[[ PROVIDED ENTRIES open ]]

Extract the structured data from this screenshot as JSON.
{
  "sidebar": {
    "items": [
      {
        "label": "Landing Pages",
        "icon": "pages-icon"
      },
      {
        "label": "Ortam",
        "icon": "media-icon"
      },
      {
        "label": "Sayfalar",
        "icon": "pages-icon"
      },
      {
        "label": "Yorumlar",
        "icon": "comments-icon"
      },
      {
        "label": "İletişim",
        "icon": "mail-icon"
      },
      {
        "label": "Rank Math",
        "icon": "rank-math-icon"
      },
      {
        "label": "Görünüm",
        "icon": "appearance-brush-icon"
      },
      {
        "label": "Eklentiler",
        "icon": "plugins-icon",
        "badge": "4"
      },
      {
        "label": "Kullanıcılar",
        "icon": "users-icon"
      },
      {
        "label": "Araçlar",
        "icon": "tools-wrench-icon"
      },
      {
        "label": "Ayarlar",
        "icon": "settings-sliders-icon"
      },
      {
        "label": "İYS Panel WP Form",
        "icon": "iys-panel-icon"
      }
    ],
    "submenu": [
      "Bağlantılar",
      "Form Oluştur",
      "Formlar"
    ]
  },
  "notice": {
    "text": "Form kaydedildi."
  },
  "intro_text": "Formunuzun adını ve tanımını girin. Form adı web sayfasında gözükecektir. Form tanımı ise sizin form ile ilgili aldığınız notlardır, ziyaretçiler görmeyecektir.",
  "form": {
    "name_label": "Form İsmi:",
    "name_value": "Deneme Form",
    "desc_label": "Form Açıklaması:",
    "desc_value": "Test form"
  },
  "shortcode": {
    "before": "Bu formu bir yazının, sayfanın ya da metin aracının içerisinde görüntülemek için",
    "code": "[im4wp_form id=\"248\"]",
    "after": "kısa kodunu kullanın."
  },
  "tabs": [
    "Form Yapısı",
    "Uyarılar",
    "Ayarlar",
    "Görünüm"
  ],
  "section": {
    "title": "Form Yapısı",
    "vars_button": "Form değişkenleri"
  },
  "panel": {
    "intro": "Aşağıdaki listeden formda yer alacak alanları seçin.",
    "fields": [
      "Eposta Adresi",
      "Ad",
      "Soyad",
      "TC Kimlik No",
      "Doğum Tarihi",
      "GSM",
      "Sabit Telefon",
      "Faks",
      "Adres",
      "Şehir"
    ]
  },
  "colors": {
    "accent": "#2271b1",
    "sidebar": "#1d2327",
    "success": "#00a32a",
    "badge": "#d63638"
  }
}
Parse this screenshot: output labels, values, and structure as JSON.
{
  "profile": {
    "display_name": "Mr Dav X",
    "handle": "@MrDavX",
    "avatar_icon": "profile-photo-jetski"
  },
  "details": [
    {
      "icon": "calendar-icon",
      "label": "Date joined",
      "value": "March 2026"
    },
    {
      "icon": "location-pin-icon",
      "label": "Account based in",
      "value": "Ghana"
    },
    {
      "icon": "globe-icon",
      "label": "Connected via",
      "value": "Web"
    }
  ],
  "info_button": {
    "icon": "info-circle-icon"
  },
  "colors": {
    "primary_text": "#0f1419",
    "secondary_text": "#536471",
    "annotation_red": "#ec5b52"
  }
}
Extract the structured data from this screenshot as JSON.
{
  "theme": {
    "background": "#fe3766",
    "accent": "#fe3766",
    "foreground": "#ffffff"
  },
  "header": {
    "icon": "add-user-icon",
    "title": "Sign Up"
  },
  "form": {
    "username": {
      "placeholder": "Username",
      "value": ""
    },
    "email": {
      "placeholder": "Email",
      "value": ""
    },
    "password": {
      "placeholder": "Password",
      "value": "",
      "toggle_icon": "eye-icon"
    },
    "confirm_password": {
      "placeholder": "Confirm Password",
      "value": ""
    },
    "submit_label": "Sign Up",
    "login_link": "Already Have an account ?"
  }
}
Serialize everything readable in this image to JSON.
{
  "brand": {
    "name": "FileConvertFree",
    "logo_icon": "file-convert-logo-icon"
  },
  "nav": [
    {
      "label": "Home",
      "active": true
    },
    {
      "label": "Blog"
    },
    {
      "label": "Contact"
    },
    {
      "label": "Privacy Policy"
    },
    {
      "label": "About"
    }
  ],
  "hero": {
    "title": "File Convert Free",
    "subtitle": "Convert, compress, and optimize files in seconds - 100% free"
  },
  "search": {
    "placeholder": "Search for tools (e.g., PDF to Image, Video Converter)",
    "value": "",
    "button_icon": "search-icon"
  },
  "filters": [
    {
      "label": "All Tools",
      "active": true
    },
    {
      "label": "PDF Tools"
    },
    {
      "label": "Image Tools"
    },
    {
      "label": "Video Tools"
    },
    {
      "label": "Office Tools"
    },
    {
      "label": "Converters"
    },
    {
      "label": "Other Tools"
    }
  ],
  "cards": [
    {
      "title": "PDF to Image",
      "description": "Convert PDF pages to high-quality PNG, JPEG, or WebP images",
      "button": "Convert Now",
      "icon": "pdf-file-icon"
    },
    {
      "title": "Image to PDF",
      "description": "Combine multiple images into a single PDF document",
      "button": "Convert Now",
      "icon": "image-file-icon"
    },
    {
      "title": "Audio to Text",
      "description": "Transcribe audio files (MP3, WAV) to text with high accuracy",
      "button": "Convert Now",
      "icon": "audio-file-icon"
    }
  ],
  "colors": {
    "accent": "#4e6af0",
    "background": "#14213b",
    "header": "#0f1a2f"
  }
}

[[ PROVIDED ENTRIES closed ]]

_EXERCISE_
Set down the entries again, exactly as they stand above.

_OUTPUT FOR THIS EXERCISE_
Extract the structured data from this screenshot as JSON.
{
  "sidebar": {
    "items": [
      {
        "label": "Landing Pages",
        "icon": "pages-icon"
      },
      {
        "label": "Ortam",
        "icon": "media-icon"
      },
      {
        "label": "Sayfalar",
        "icon": "pages-icon"
      },
      {
        "label": "Yorumlar",
        "icon": "comments-icon"
      },
      {
        "label": "İletişim",
        "icon": "mail-icon"
      },
      {
        "label": "Rank Math",
        "icon": "rank-math-icon"
      },
      {
        "label": "Görünüm",
        "icon": "appearance-brush-icon"
      },
      {
        "label": "Eklentiler",
        "icon": "plugins-icon",
        "badge": "4"
      },
      {
        "label": "Kullanıcılar",
        "icon": "users-icon"
      },
      {
        "label": "Araçlar",
        "icon": "tools-wrench-icon"
      },
      {
        "label": "Ayarlar",
        "icon": "settings-sliders-icon"
      },
      {
        "label": "İYS Panel WP Form",
        "icon": "iys-panel-icon"
      }
    ],
    "submenu": [
      "Bağlantılar",
      "Form Oluştur",
      "Formlar"
    ]
  },
  "notice": {
    "text": "Form kaydedildi."
  },
  "intro_text": "Formunuzun adını ve tanımını girin. Form adı web sayfasında gözükecektir. Form tanımı ise sizin form ile ilgili aldığınız notlardır, ziyaretçiler görmeyecektir.",
  "form": {
    "name_label": "Form İsmi:",
    "name_value": "Deneme Form",
    "desc_label": "Form Açıklaması:",
    "desc_value": "Test form"
  },
  "shortcode": {
    "before": "Bu formu bir yazının, sayfanın ya da metin aracının içerisinde görüntülemek için",
    "code": "[im4wp_form id=\"248\"]",
    "after": "kısa kodunu kullanın."
  },
  "tabs": [
    "Form Yapısı",
    "Uyarılar",
    "Ayarlar",
    "Görünüm"
  ],
  "section": {
    "title": "Form Yapısı",
    "vars_button": "Form değişkenleri"
  },
  "panel": {
    "intro": "Aşağıdaki listeden formda yer alacak alanları seçin.",
    "fields": [
      "Eposta Adresi",
      "Ad",
      "Soyad",
      "TC Kimlik No",
      "Doğum Tarihi",
      "GSM",
      "Sabit Telefon",
      "Faks",
      "Adres",
      "Şehir"
    ]
  },
  "colors": {
    "accent": "#2271b1",
    "sidebar": "#1d2327",
    "success": "#00a32a",
    "badge": "#d63638"
  }
}
Parse this screenshot: output labels, values, and structure as JSON.
{
  "profile": {
    "display_name": "Mr Dav X",
    "handle": "@MrDavX",
    "avatar_icon": "profile-photo-jetski"
  },
  "details": [
    {
      "icon": "calendar-icon",
      "label": "Date joined",
      "value": "March 2026"
    },
    {
      "icon": "location-pin-icon",
      "label": "Account based in",
      "value": "Ghana"
    },
    {
      "icon": "globe-icon",
      "label": "Connected via",
      "value": "Web"
    }
  ],
  "info_button": {
    "icon": "info-circle-icon"
  },
  "colors": {
    "primary_text": "#0f1419",
    "secondary_text": "#536471",
    "annotation_red": "#ec5b52"
  }
}
Extract the structured data from this screenshot as JSON.
{
  "theme": {
    "background": "#fe3766",
    "accent": "#fe3766",
    "foreground": "#ffffff"
  },
  "header": {
    "icon": "add-user-icon",
    "title": "Sign Up"
  },
  "form": {
    "username": {
      "placeholder": "Username",
      "value": ""
    },
    "email": {
      "placeholder": "Email",
      "value": ""
    },
    "password": {
      "placeholder": "Password",
      "value": "",
      "toggle_icon": "eye-icon"
    },
    "confirm_password": {
      "placeholder": "Confirm Password",
      "value": ""
    },
    "submit_label": "Sign Up",
    "login_link": "Already Have an account ?"
  }
}
Serialize everything readable in this image to JSON.
{
  "brand": {
    "name": "FileConvertFree",
    "logo_icon": "file-convert-logo-icon"
  },
  "nav": [
    {
      "label": "Home",
      "active": true
    },
    {
      "label": "Blog"
    },
    {
      "label": "Contact"
    },
    {
      "label": "Privacy Policy"
    },
    {
      "label": "About"
    }
  ],
  "hero": {
    "title": "File Convert Free",
    "subtitle": "Convert, compress, and optimize files in seconds - 100% free"
  },
  "search": {
    "placeholder": "Search for tools (e.g., PDF to Image, Video Converter)",
    "value": "",
    "button_icon": "search-icon"
  },
  "filters": [
    {
      "label": "All Tools",
      "active": true
    },
    {
      "label": "PDF Tools"
    },
    {
      "label": "Image Tools"
    },
    {
      "label": "Video Tools"
    },
    {
      "label": "Office Tools"
    },
    {
      "label": "Converters"
    },
    {
      "label": "Other Tools"
    }
  ],
  "cards": [
    {
      "title": "PDF to Image",
      "description": "Convert PDF pages to high-quality PNG, JPEG, or WebP images",
      "button": "Convert Now",
      "icon": "pdf-file-icon"
    },
    {
      "title": "Image to PDF",
      "description": "Combine multiple images into a single PDF document",
      "button": "Convert Now",
      "icon": "image-file-icon"
    },
    {
      "title": "Audio to Text",
      "description": "Transcribe audio files (MP3, WAV) to text with high accuracy",
      "button": "Convert Now",
      "icon": "audio-file-icon"
    }
  ],
  "colors": {
    "accent": "#4e6af0",
    "background": "#14213b",
    "header": "#0f1a2f"
  }
}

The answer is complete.